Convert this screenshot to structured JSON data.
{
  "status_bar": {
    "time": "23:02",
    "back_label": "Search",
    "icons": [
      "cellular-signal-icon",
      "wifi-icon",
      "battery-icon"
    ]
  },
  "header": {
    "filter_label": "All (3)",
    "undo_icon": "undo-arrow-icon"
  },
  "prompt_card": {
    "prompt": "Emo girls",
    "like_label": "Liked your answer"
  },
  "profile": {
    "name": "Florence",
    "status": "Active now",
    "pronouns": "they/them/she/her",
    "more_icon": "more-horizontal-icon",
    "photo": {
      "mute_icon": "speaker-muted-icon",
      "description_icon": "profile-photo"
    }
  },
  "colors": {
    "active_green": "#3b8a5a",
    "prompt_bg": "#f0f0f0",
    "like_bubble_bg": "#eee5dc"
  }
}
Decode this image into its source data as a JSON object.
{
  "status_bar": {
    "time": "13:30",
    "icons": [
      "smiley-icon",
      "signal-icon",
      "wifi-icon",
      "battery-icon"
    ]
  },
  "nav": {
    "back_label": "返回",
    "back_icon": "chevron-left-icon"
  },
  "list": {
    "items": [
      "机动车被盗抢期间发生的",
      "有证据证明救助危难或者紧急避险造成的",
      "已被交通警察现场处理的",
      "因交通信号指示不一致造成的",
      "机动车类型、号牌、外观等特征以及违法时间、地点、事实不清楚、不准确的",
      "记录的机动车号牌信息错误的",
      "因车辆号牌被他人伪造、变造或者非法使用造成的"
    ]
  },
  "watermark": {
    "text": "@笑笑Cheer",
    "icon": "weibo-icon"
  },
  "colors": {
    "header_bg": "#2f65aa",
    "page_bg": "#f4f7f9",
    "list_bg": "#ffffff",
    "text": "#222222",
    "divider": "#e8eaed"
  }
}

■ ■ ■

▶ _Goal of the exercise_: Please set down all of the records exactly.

▶ _Your response_:
Convert this screenshot to structured JSON data.
{
  "status_bar": {
    "time": "23:02",
    "back_label": "Search",
    "icons": [
      "cellular-signal-icon",
      "wifi-icon",
      "battery-icon"
    ]
  },
  "header": {
    "filter_label": "All (3)",
    "undo_icon": "undo-arrow-icon"
  },
  "prompt_card": {
    "prompt": "Emo girls",
    "like_label": "Liked your answer"
  },
  "profile": {
    "name": "Florence",
    "status": "Active now",
    "pronouns": "they/them/she/her",
    "more_icon": "more-horizontal-icon",
    "photo": {
      "mute_icon": "speaker-muted-icon",
      "description_icon": "profile-photo"
    }
  },
  "colors": {
    "active_green": "#3b8a5a",
    "prompt_bg": "#f0f0f0",
    "like_bubble_bg": "#eee5dc"
  }
}
Decode this image into its source data as a JSON object.
{
  "status_bar": {
    "time": "13:30",
    "icons": [
      "smiley-icon",
      "signal-icon",
      "wifi-icon",
      "battery-icon"
    ]
  },
  "nav": {
    "back_label": "返回",
    "back_icon": "chevron-left-icon"
  },
  "list": {
    "items": [
      "机动车被盗抢期间发生的",
      "有证据证明救助危难或者紧急避险造成的",
      "已被交通警察现场处理的",
      "因交通信号指示不一致造成的",
      "机动车类型、号牌、外观等特征以及违法时间、地点、事实不清楚、不准确的",
      "记录的机动车号牌信息错误的",
      "因车辆号牌被他人伪造、变造或者非法使用造成的"
    ]
  },
  "watermark": {
    "text": "@笑笑Cheer",
    "icon": "weibo-icon"
  },
  "colors": {
    "header_bg": "#2f65aa",
    "page_bg": "#f4f7f9",
    "list_bg": "#ffffff",
    "text": "#222222",
    "divider": "#e8eaed"
  }
}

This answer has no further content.